--- Task ---
Copy the lines verbatim, beginning with the line that contains "Enumerate this screenshot's" and continuing through the end of the data, and only those lines.

··· Data for this task ···

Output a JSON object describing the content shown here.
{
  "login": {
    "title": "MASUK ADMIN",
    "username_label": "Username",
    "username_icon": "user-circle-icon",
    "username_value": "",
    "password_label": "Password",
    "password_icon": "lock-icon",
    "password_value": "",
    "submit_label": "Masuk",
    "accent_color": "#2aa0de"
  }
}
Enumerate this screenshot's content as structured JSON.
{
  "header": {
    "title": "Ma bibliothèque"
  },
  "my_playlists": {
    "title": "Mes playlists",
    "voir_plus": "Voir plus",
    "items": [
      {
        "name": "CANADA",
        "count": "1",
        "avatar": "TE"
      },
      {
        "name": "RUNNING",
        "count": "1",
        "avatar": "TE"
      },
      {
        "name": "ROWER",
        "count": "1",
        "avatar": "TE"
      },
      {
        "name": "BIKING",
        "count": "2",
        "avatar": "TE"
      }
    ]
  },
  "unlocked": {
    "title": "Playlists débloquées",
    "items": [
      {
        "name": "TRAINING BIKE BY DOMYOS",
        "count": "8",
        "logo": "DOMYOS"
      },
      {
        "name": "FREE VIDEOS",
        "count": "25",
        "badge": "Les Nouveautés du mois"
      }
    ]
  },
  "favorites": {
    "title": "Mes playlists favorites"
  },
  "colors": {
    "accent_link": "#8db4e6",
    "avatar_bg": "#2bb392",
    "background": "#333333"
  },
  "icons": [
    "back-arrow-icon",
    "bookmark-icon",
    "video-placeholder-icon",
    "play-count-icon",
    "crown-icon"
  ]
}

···

--- Task output ---
Enumerate this screenshot's content as structured JSON.
{
  "header": {
    "title": "Ma bibliothèque"
  },
  "my_playlists": {
    "title": "Mes playlists",
    "voir_plus": "Voir plus",
    "items": [
      {
        "name": "CANADA",
        "count": "1",
        "avatar": "TE"
      },
      {
        "name": "RUNNING",
        "count": "1",
        "avatar": "TE"
      },
      {
        "name": "ROWER",
        "count": "1",
        "avatar": "TE"
      },
      {
        "name": "BIKING",
        "count": "2",
        "avatar": "TE"
      }
    ]
  },
  "unlocked": {
    "title": "Playlists débloquées",
    "items": [
      {
        "name": "TRAINING BIKE BY DOMYOS",
        "count": "8",
        "logo": "DOMYOS"
      },
      {
        "name": "FREE VIDEOS",
        "count": "25",
        "badge": "Les Nouveautés du mois"
      }
    ]
  },
  "favorites": {
    "title": "Mes playlists favorites"
  },
  "colors": {
    "accent_link": "#8db4e6",
    "avatar_bg": "#2bb392",
    "background": "#333333"
  },
  "icons": [
    "back-arrow-icon",
    "bookmark-icon",
    "video-placeholder-icon",
    "play-count-icon",
    "crown-icon"
  ]
}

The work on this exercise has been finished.